Life can be so frustrating sometimes. Here I am, finally getting my feet back under me after the well-intended but unhelpful attempt to terminate hormone replacement therapy, when another stumbling block pops up in my path.
I have no computer! Before you start asking yourself “How honest can that be – she’s writing this post, isn’t she?”, I will explain – I using a friend’s computer for this. But I can’t take it home with me! It doesn’t have all my saved data. I’m writing in an unfamiliar location. Like I said, frustrating!
I’m not sure what happened to my computer. A couple of weeks ago, the display would randomly decide to change – increase in size so that it was too big to fit all the page on the screen. You could actually see the grain (pixels) in words and drawings. I would get a message that the nv4-disp driver has stopped working normally. If I rebooted, it would be back to normal — for a while and I could not predict how long that “while” would last. Sometimes it occurred frequently; sometimes I could be on the computer for hours with no occurrence.
Since the computer is a Dell, we contacted the Dell Online Support site. They sent us a link to download a new display driver. This seemed to help for a day. Then we were back to the same problem and the same message.
My husband decided to call the Dell Support team and speak to a human being. They linked up with our computer to try to diagnose the problem. My husband did everything they asked him to – unplug, replug, reload, reboot, ….. and it seemed to help. So he hung up and I went back to using my computer. That’s when the real problems started!!
Now, instead of going huge, the display screen would “go to black.” Since we aren’t talking about the final scene in a movie, fading out was not a good thing.
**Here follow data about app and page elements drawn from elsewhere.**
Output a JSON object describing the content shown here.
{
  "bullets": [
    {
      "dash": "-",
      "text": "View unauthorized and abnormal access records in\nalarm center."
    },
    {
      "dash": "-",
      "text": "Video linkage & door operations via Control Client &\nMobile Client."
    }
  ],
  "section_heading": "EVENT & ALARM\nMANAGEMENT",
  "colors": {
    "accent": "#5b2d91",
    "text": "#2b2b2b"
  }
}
This was occurring far more frequently than the previous problem had been. Back to the phone – back to Dell Support. They took control of my computer remotely to test it and “diagnose.” They supposedly fixed it.
I say supposedly because it got even worse after that and we feared that we would lose everything on it – all my photos (which are backed up on discs, thank God), all my family history research (only some of that is backed up), my address book, my favorite links, my saved e-mail, etc. My son, who had been at work while we were working with Dell, was surprised that we had used Dell Support. “Don’t you remember what happened when I did that for my computer?” he asked. No, can’t say that I did recall. “My computer crashed and I had to have it rebuilt.” Oh . . . .
So we called to have someone (not Dell this time) come out to the house to check it. In the meantime, I was discovering life without computer. I realized how dependent I had become on that little machine for work and entertainment. I pondered whether that was a good thing or a bad thing – after all, I had lots of time to use for pondering. The only appointment we could get was Sunday morning. I went to church to pray for my machine while my husband waited for the technician. After checking things out, he thought it might need a new video card and that the operating system might be corrupted. He couldn’t do these things, so there was no charge for the visit.
When I got home with the groceries I’d bought after church, the desktop was sitting on the kitchen table top – not a good sign. My husband told me we had to take it in to the Geek Squad at Best Buy for a complete diagnostic. This is akin to having your car break down on the highway and the roadside service man tells you it needs to be towed to a repair shop you’ve never used before. As I put the groceries away, my husband asked me if I wanted to go with him to do this. I think he was annoyed that I said no, but how many people does it take to bring the computer to the store? With my fibromyalgia, standing/walking in stores and malls really takes a toll on my body. I was just getting back on my feet after 2 months of dragging myself around. I wasn’t going to jeopardize my well-being to go stand in a store.
He came home empty-handed and I felt the anxiety start to rise. Apparently the diagnostic they needed to run would take about 24 hours. Then they’ll call with the results and cost of repair — still sounds like we’re taking about an auto repair shop, doesn’t it? If they can fix it and the price is right, we’ll have it by the end of the week. If they can’t fix it, it will need to go back to the factory – now we’re talking several weeks. It almost seems easier to buy a new one. Right now, we’re waiting to hear my computer’s fate.
I have been trying to figure out what caused this problem to occur. Yes, it could just be a machine breakdown. Or maybe “planned obsolescence.” But I had had no problems with the computer itself until recently.
First, the cable connection to the internet would go out. Since that also effected the other computer in the house (my son’s), that repair call went to Charter. The young man fixed the problem and even suggested some good ad-ware/spy-ware removal software. We were all set – or so we thought.
After that service call, I decided to add a Genline subscription to my tools for researching family history. Since my maternal grandfather’s parents emigrated from Sweden, Genline, which gives access to some actual Swedish Church records was invaluable. I also located a couple of web sites for Swedish-English translation. Could one of these new resources brought me more than I had bargained for? Very possible.
I had also checked a social networking site that my Lakota godchild has used after she was assaulted. Could it be possible that the problem was caused there? Also very possible.
In the end, the cause doesn’t really matter. I just want my computer back, safe and sound, with its data intact.
What are the odds of that happening?